Fortunately, there’s a successful model to follow, and it’s found within the virtual assistance industry, which has been growing and thriving since 2003.
Virtual assistants are small business owners who provide – among many things – administrative and creative marketing support to other small business owners. They work from their own home-based offices, use their own equipment and software, and juggle tasks from several different clients from around the country; sometimes even the world. They meet with clients over Zoom, Skype, Microsoft Teams, and other such video conferencing tools. They are reachable during normal business hours, create processes that keep them on top of their to-do lists, and deliver work product according to whatever method they and the client have determined is best for that client’s particular needs.
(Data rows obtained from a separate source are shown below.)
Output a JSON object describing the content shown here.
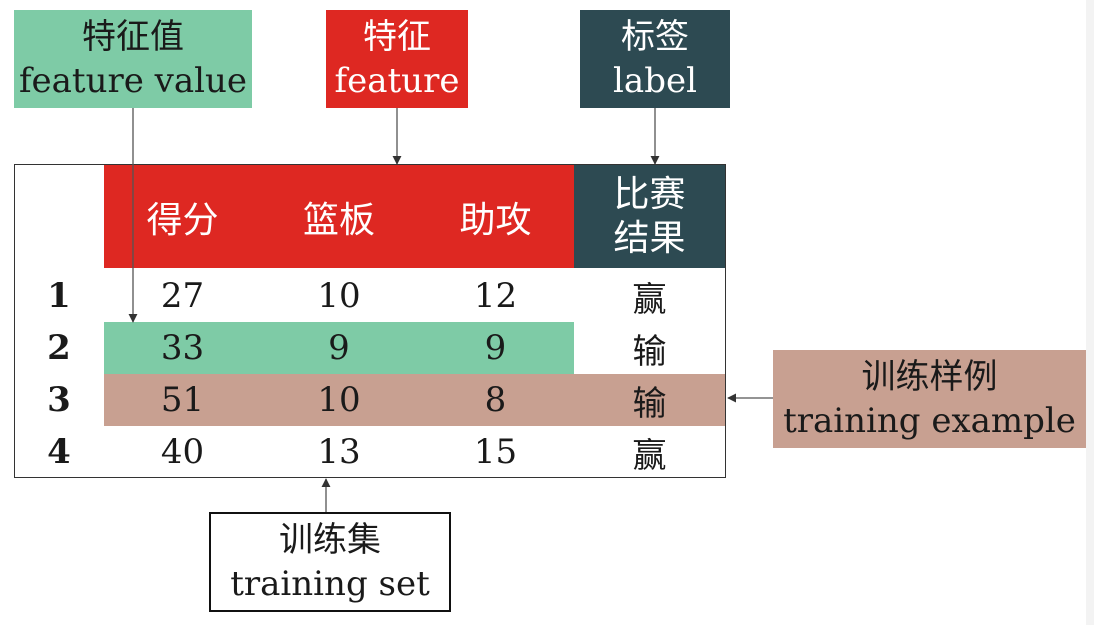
{
  "callouts": {
    "feature_value": {
      "zh": "特征值",
      "en": "feature value",
      "color": "#7ecba6"
    },
    "feature": {
      "zh": "特征",
      "en": "feature",
      "color": "#de2822"
    },
    "label": {
      "zh": "标签",
      "en": "label",
      "color": "#2d4a52"
    },
    "training_example": {
      "zh": "训练样例",
      "en": "training example",
      "color": "#c8a091"
    },
    "training_set": {
      "zh": "训练集",
      "en": "training set"
    }
  },
  "table": {
    "headers": [
      "得分",
      "篮板",
      "助攻"
    ],
    "label_header": [
      "比赛",
      "结果"
    ],
    "rows": [
      {
        "num": "1",
        "cells": [
          "27",
          "10",
          "12"
        ],
        "label": "赢"
      },
      {
        "num": "2",
        "cells": [
          "33",
          "9",
          "9"
        ],
        "label": "输"
      },
      {
        "num": "3",
        "cells": [
          "51",
          "10",
          "8"
        ],
        "label": "输"
      },
      {
        "num": "4",
        "cells": [
          "40",
          "13",
          "15"
        ],
        "label": "赢"
      }
    ]
  }
}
Many of them come from Corporate America and have successfully integrated what they learned in their employee roles into the work they do as independent contractors. And with the lack of commute time – not to mention the flexible schedules they create for themselves based on their needs and the needs of their clients – they are able to find the time to continue honing and adding to their professional skill set, something that is often left neglected in full-time employee roles. And something that makes them more marketable over time, which benefits both themselves and any current and future clients they serve.
Of course, while there are many advantages to working from home, there is admittedly a downside as well – lack of focus, a perceived, or even legitimate, struggle with productivity, etc. And, as several recent weeks under stay-at-home orders that have also interrupted daycare arrangements for many families have demonstrated, the real challenge of having young children underfoot throughout the day. These are legitimate concerns that would need to be assessed and addressed, not just in the initial stages of transitioning an admin team, but most likely at regular intervals well into such arrangements.
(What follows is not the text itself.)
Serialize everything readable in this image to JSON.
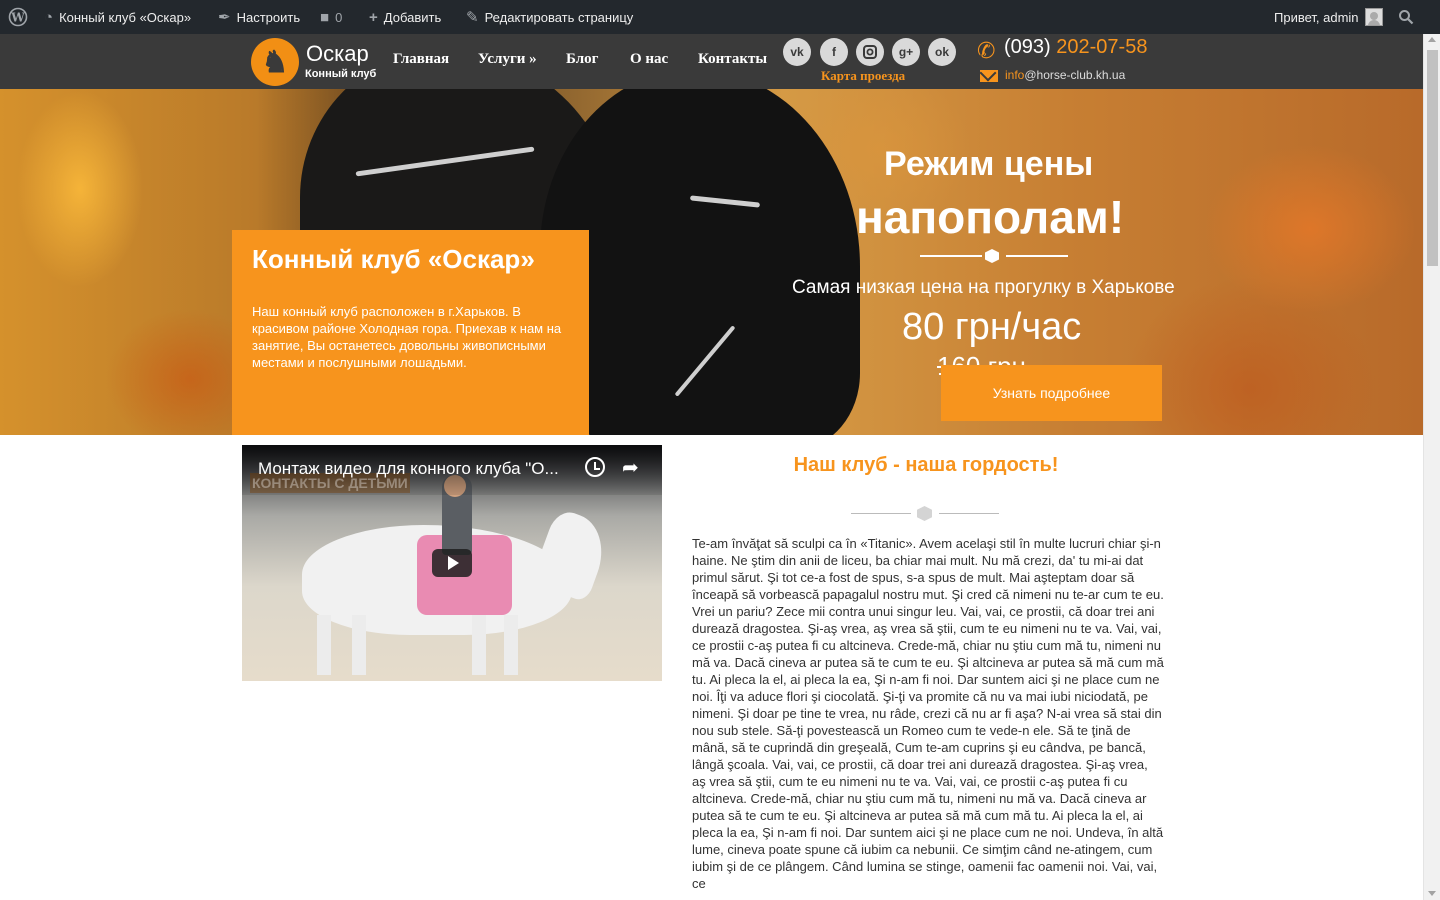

Yet, even with the obvious downside of working remotely, unknowns currently and quite unexpectedly facing the world right now have forced many companies to explore long-term work-from-home arrangements where none previously existed. In doing so, here’s a helpful preliminary checklist of questions (in no particular order) specific to admins and inspired partly by the way the virtual assistance industry has been operating for years:
What arrangements need to be made to enable your admin team to work remotely? What, if any, are the additional company expenses involved in enabling them to do so?
Does the employee have a quiet home office space in which to work?
What will be the protocols (including frequency) for remote interaction with and within your admin team? And for communicating with clients, if applicable?
What if a member of the admin team is unable or unwilling to work remotely?
What if a member of the admin team becomes unproductive?
For those admin team members with children, how will they handle working at home if the children are also at home?
Would there be a need to modify/allow some flexibility to their work schedule?
What will be the arrangement for tracking the employee’s time each day?
How will the employee guard work of a sensitive nature?
What network security issues would need to be addressed before the employee is allowed to work from home?
What would the process be for an admin employee who leaves the company while under a work-from-home arrangement?
How will your company mitigate any work-from-home risks that may arise?
What work-from-home wellness programs will the company provide?
Will remote admins ever have to go into the office, and if so, what will be the procedure for that, considering social distancing may go on for some time?
This list is by no means exhaustive. There are certainly other factors to consider, many of which would be specific to your organization, and all of which should be well-documented in a Digital Employee Handbook. But it’s a great start for employers who must come to a quick decision about how their workforce will move forward as the world begins the difficult task of getting back to work during a pandemic that has yet to show true signs of getting under control.
Thankfully, as savvy virtual assistants have proven time and again, with creativity and a great plan, it can be done. Just ask any one of us.
Does your company have specific questions about the ins and outs of how virtual assistants successfully deliver support to their clients around the country and world? AskChela is here to provide answers. Contact our office to schedule a conversation.